How care partners are supported is a signifcant concern in VA and beyond. Care partners – those friends and families called upon to provide daily care for Veterans – face challenges in that complex role. Care partners’ social and practical needs (e.g., food, clothing, transportation, utilities, housing/yard maintenance) present challenges, and health systems are not necessarily prepared to provide these types of support. Trained navigators may be able to help care partners connect to available services and supports in VA and in their respective communities.

Our 2021 study examined the feasibility of using navigators to support Veteran care partners. The study looked at the work of nine virtually trained human navigators who remotely helped 38 (30 completed 12- week intervention) care partners negotiate resources within VA and their communities across 12 North Carolina counties. In terms of demographics, 57 percent of the navigators were African American and 63 percent were 65 years or older. The 38 care partners involved in the study cared for Veterans 65 years or older with serious illnesses, including advanced stage congestive heart failure (CHF), chronic obstructive pulmonary disease, dementia, and solid tumor cancer (~ 25 percent of each diagnosis enrolled). Half of the care partners were enrolled in a formal Caregiver Support Program; half were not.

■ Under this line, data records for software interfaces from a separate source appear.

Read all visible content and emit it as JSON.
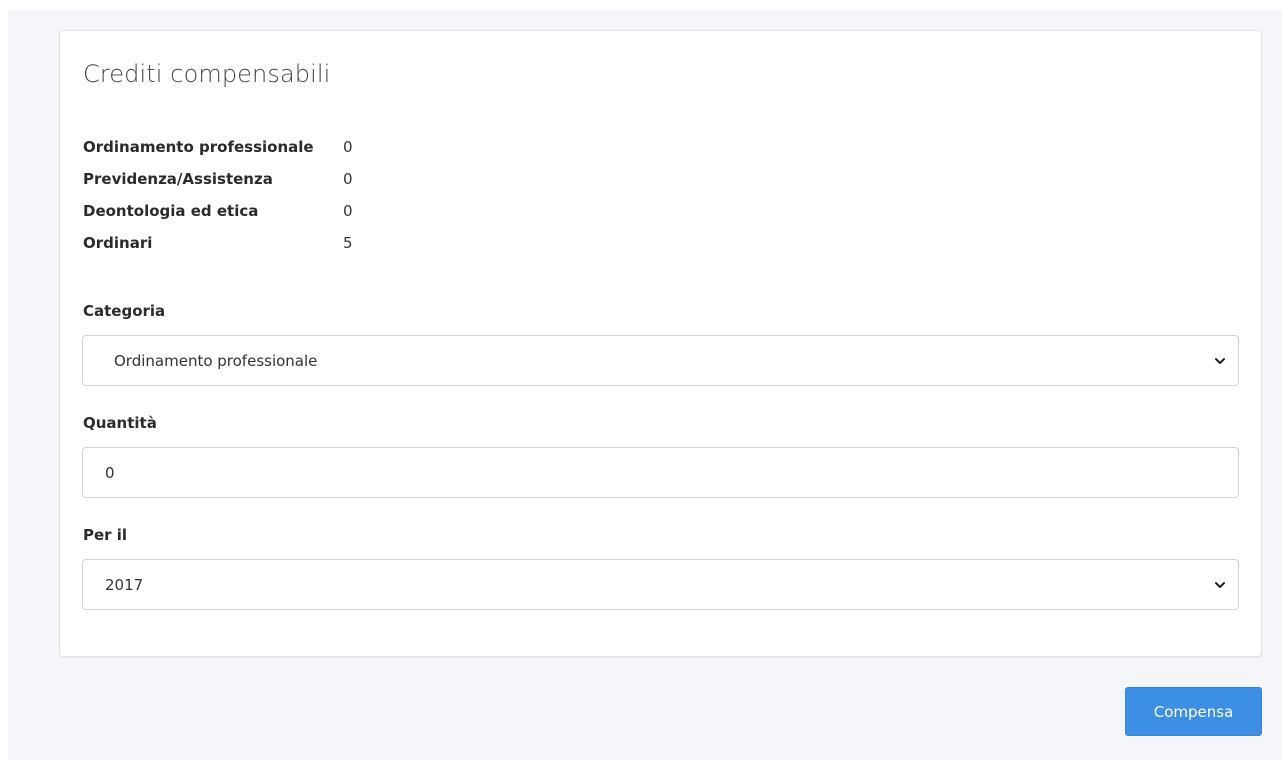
{
  "card": {
    "title": "Crediti compensabili",
    "stats": [
      {
        "label": "Ordinamento professionale",
        "value": "0"
      },
      {
        "label": "Previdenza/Assistenza",
        "value": "0"
      },
      {
        "label": "Deontologia ed etica",
        "value": "0"
      },
      {
        "label": "Ordinari",
        "value": "5"
      }
    ]
  },
  "form": {
    "categoria_label": "Categoria",
    "categoria_value": "Ordinamento professionale",
    "quantita_label": "Quantità",
    "quantita_value": "0",
    "per_il_label": "Per il",
    "per_il_value": "2017"
  },
  "actions": {
    "compensa_label": "Compensa"
  },
  "colors": {
    "background": "#f4f6f9",
    "primary_button": "#3d8fe6"
  },
  "icons": {
    "select_chevron": "chevron-down-icon"
  }
}
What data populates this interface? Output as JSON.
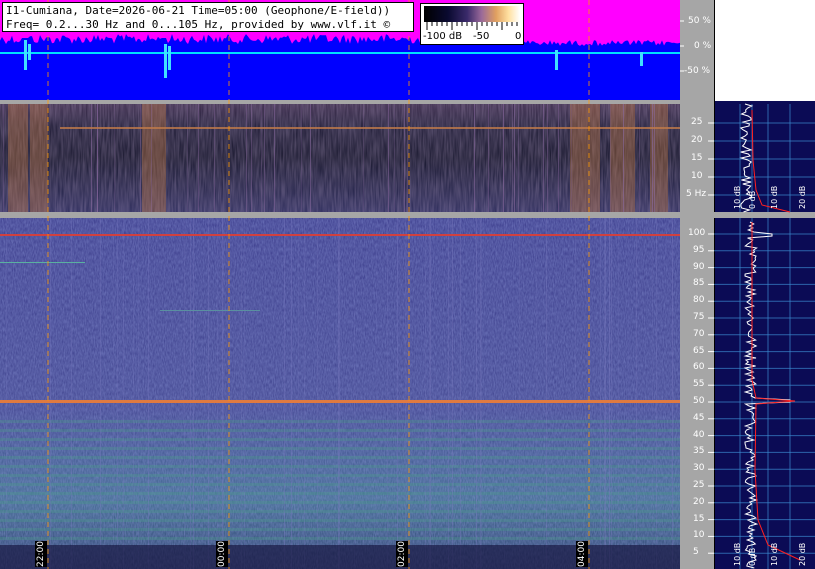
{
  "header": {
    "title_line1": "I1-Cumiana, Date=2026-06-21 Time=05:00 (Geophone/E-field))",
    "title_line2": "Freq= 0.2...30 Hz and 0...105 Hz, provided by www.vlf.it ©"
  },
  "color_scale": {
    "labels": [
      "-100 dB",
      "-50",
      "0"
    ]
  },
  "amplitude_axis": {
    "labels": [
      "50 %",
      "0 %",
      "-50 %"
    ]
  },
  "low_freq_axis": {
    "labels": [
      "25",
      "20",
      "15",
      "10",
      "5 Hz"
    ]
  },
  "high_freq_axis": {
    "labels": [
      "100",
      "95",
      "90",
      "85",
      "80",
      "75",
      "70",
      "65",
      "60",
      "55",
      "50",
      "45",
      "40",
      "35",
      "30",
      "25",
      "20",
      "15",
      "10",
      "5"
    ]
  },
  "time_axis": {
    "labels": [
      "22:00",
      "00:00",
      "02:00",
      "04:00"
    ]
  },
  "side_panel": {
    "upper_labels": [
      "10 dB",
      "0 dB",
      "10 dB",
      "20 dB"
    ],
    "lower_labels": [
      "10 dB",
      "0 dB",
      "10 dB",
      "20 dB"
    ]
  },
  "colors": {
    "waveform_fill": "#0000ff",
    "waveform_envelope": "#ff00ff",
    "lf_background": "#15152a",
    "hf_background": "#3e3e8c",
    "marker_line": "#ff9900",
    "side_panel_bg": "#0b0b55",
    "axis_panel_bg": "#a6a6a6"
  }
}
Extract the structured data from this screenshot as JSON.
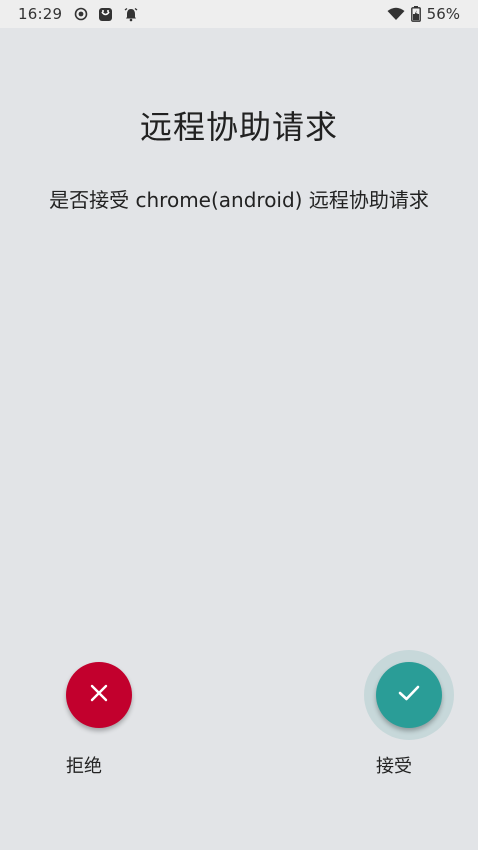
{
  "status_bar": {
    "time": "16:29",
    "left_icons": [
      "record-icon",
      "app-notification-icon",
      "alarm-icon"
    ],
    "right_icons": [
      "wifi-icon",
      "battery-charging-icon"
    ],
    "battery": "56%"
  },
  "dialog": {
    "title": "远程协助请求",
    "message": "是否接受 chrome(android) 远程协助请求"
  },
  "actions": {
    "reject": {
      "label": "拒绝",
      "icon": "close-icon",
      "color": "#c2002d"
    },
    "accept": {
      "label": "接受",
      "icon": "check-icon",
      "color": "#2a9d97"
    }
  }
}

Table 1 lists examples of navigator support provided to care partners during our pilot. Navigators provided this support by telephone due to COVID-19 and distance, an approach that was well-received by study participants. Table 2 shows representative feedback from care partners and navigators in the pilot.

Care partners rated satisfaction highly (mean: 4.6/5 at six wks; 4.7/5 at 12 wks) and navigator-care partner bonding highly as well (mean: 4.5/5 at 6 wks; 4.5/5 at 12 wks). Caregiving burden on the Caregiver Reaction Scale was 1.96 (base), 1.82 (6 wks), and 1.62 (12 wks). Results of the Zarit Burden Interview were 31.2 (base), 27.4 (6 wks.), and 27.3 (12 wks). Each navigator worked with three to four assigned care partners per week over the study course. Time per week spent by navigators on the phone with a care partner or related to a specifc care partner (including contacting agencies on the care partner’s behalf) averaged 32 minutes per week. Internet time researching services and supports for a specifc care partner averaged 23 minutes per week. Overall, the navigation pilot provided 86 hours of phone time to care partners by navigators and 45 hours of online time gathering information for care partners. During weekly check-ins within the 12-week study period, navigators reported connecting care partners to needed supports ~80 percent of the time.

This study showed the feasibility of using trained navigators to support care partners of Veterans with serious illness. The next step is to show that this intervention is effective in meeting care partner needs and in decreasing their caregiving burden. Dr. Boucher is currently applying for VA funding to conduct a randomized controlled trial of this intervention model in the Durham VA Health Care System.

Table 1. Examples of Support Provided by Navigators to Care Partners in the Pilot Intervention Table 2. Examples of Pilot Participant Feedback

Previous | Next

Questions about the HSR website? Email the Web Team

Any health information on this website is strictly for informational purposes and is not intended as medical advice. It should not be used to diagnose or treat any condition.